As we arrived back at the park, the man who I’d marched next to lowered his flagpole and told me he was going home to watch the LSU game. (A few weeks later one of the counter protesters was arrested and charged with bombing a Walmart in northern Mississippi to protest their decision to cease selling Confederate flags).
People kept arriving for the Festival as the late afternoon sun blasted down and, while Pride was still going strong, the woman I’d met at that gas station showed up. I’d already left by then, headed back to North Carolina with my co-worker, Ivy. But another co-worker sent a picture of all them smiling. The woman sent me a text, “I felt comfortable,” she said.
This is the South right now. Bias nakedly expressed rather than hidden, a spring loaded tension in public life. People and communities that are full of promise, full of hope. New leaders doing incredible work, changing this place, starting new public conversations. The change that is possible will come from the South, from Southern leaders who know and understand this place, who call it home, who have no plans to leave.
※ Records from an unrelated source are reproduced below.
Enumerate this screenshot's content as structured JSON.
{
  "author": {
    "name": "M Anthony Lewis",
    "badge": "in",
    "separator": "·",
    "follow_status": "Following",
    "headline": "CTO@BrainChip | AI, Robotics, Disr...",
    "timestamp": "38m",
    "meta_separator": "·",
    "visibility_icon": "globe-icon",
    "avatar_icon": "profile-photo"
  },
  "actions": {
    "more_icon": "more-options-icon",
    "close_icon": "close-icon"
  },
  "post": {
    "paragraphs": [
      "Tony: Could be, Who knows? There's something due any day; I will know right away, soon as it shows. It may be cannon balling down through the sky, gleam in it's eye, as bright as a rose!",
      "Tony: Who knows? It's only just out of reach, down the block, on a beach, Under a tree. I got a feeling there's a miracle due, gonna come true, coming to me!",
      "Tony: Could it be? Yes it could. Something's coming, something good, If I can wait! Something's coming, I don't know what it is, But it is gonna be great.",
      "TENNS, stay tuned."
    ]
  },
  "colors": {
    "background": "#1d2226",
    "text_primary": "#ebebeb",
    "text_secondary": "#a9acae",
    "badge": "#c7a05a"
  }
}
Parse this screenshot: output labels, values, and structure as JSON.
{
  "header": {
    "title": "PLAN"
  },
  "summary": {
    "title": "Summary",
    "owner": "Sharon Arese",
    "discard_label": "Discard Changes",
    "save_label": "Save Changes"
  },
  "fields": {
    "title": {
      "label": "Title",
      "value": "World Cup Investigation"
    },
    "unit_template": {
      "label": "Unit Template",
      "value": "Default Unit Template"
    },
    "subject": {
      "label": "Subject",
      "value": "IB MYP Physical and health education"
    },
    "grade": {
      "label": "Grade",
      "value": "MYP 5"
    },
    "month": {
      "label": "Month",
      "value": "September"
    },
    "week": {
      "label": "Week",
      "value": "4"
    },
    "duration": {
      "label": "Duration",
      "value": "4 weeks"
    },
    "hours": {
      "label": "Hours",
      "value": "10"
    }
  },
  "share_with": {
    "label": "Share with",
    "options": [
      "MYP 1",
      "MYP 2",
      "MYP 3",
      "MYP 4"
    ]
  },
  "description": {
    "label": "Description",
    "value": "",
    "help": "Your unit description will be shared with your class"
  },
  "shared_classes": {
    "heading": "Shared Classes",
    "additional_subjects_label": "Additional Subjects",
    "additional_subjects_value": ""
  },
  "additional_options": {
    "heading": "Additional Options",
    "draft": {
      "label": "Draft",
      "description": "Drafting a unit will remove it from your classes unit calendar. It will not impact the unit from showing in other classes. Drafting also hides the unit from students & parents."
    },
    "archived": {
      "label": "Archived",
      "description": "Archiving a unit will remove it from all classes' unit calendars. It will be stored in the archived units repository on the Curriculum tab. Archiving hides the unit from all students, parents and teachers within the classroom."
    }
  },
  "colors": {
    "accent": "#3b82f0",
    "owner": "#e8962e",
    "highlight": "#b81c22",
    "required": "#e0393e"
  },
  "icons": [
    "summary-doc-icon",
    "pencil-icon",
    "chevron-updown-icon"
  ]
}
If we believe that our public lives matter, that the ghosts of the past co-mingle with the new realities we create, then Hattiesburg changed on October 10. LGBT people became, in a new way, part of the the city’s public life.
Two hours to the west, in Marengo and Clarke Counties, the silence continued.
Rev. Jasmine Beach-Ferrara is executive director of The Campaign of Southern Equality, based in Asheville, N.C., and a minister in the United Church of Christ.